Massage Video: Deep Tissue Basics (Applying Pressure and Making Contact)

This one goes back to the basics. How to apply pressure during a deep tissue massage:

I’d like to talk a bit more about that “first contact” that I mention in the video. This is something that I discussed at length in my live Facebook video from yesterday: That first contact is an opportunity to set the tone for the rest of the massage, and for the entirety of your therapeutic relationship.

Everything else is important, of course. Your initial interview can do a lot to open lines of honest communication, which is vital if you’re going to give your client the best massage possible. The whole massage will tell a story and give the client a better concept of their own body. Your conversation afterward can make the client feel heard and fully considered.

But that first contact? That can be when your client decides, “okay, this is the massage therapist for me.” It can be the difference between a one-off session and a client for life. ... continue reading.

Video: Does Massage Flush Toxins?

Does massage flush toxins? Does it break up lactic acid? Check out my new video on the topic:

If you’ve followed me for a while, you know the ending. The whole “toxin” thing is a persistent myth, and it’s based on a misunderstanding of our internal environment. It assumes that there are areas of stagnation within muscles, and that these areas need to be wrung out so that fresh fluid can pump in. The fact is that the body is constantly refreshing the fluid between and within cells, especially highly vascular tissue like muscle. With every heartbeat and every little movement, circulation carries on.

I want to make one thing clear: I get it. The idea of stagnant fluid makes sense. After all, we get up and feel stiff. Doesn’t that mean that the muscle itself is stiff? The toxin thing makes a kind of sense too. If we feel pain, or just feel heavy or tired, doesn’t something need to be flushed out? ... continue reading.

Massage Tutorial Video: Abdominal Massage, the Vagus Nerve, and Belly Breathing

New massage tutorial video! This one has an abdominal massage demonstration… but it’s really about interacting with the parasympathetic nervous system:

It’s pretty common to abandon abdominal massage after massage school. After all, we have to deal with chest draping, clients sometimes feel self-conscious about the area, and it’s rarely requested. All this is true, but there’s one type of client who I’ll always suggest ab work to: Those with major stress, and those who are there for the psychological benefits of massage.

You see, interacting with the belly, whether via kind contact or through diaphragmatic breathing, sends signals to the enteric nervous system (the portion of the peripheral nervous system innervating the gut). The body devotes a LOT of neurological resources to the digestive tract, receiving constant updates on every square inch of the colon, sending signals about the speed of peristalsis, deciding whether a sphincter should stay closed, etc. ... continue reading.

How to Get Reviews for Your Massage Business

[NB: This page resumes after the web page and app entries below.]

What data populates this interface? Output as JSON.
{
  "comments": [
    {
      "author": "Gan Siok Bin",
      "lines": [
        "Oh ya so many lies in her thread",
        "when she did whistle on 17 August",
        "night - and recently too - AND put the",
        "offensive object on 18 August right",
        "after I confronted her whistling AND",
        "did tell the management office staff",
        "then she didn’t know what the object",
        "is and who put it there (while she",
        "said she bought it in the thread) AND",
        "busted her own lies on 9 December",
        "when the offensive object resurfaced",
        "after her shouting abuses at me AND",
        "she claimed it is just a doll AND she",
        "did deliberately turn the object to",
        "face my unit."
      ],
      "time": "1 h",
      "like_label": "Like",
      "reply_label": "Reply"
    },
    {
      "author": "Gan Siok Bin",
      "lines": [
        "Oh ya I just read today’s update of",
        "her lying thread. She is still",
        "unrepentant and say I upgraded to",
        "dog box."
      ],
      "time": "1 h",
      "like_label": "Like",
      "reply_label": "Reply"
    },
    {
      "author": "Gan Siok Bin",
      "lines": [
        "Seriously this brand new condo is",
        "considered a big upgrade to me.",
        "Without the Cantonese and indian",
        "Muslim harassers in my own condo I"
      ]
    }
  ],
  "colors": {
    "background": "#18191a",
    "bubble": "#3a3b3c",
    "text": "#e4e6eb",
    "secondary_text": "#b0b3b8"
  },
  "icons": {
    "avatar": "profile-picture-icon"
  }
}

Getting reviews for your massage business is important. It gives you instant credibility during those crucial first seconds when a client is deciding, “should I explore this therapist’s page further, or should I go back to looking at cat memes?” It lets curious clients see how other people perceive you. Are they praising your ability to deal with pain? Your expertise? These reviews, along with pictures, videos, and autobiographical information, can form a clear picture of who you are and how you operate before a client even steps into your office. In other words, each new client will be your biggest fan before you even meet.

You may have noticed that clients don’t seem to leave a lot of spontaneous reviews. Even the ones who rave about you and send you referrals don’t always hit up Yelp or Facebook to sing your praises. Over time, that can leave you with a strong online presence, but no outside references to back up your credibility. ... continue reading.

Massage Tutorial Video: Sciatica Myofascial Release Techniques

Today’s massage tutorial video is on sciatica pain and how to deal with it from a myofascial perspective:

You’ll notice that I don’t spend much time focusing on piriformis or any of the hip rotators. I don’t target the lumbar paraspinals or the sacrum. Instead, I encompass all of these areas in broad “steamroller” techniques that grab the fascia and give it some traction. I’ve had much more success with this approach than any specific neuromuscular work.

I also include some mobilization of the hip as I work, bringing it into different angles of rotation and abduction. While I can’t affect any disc dysfunction that might be present, I do think that I can work with spasm and hypertonicity down the line. Nothing in the body happens in isolation—if there’s nerve impingement near the spine, there’s tight muscle and hypersensitivity nearby, and we can work with that! ... continue reading.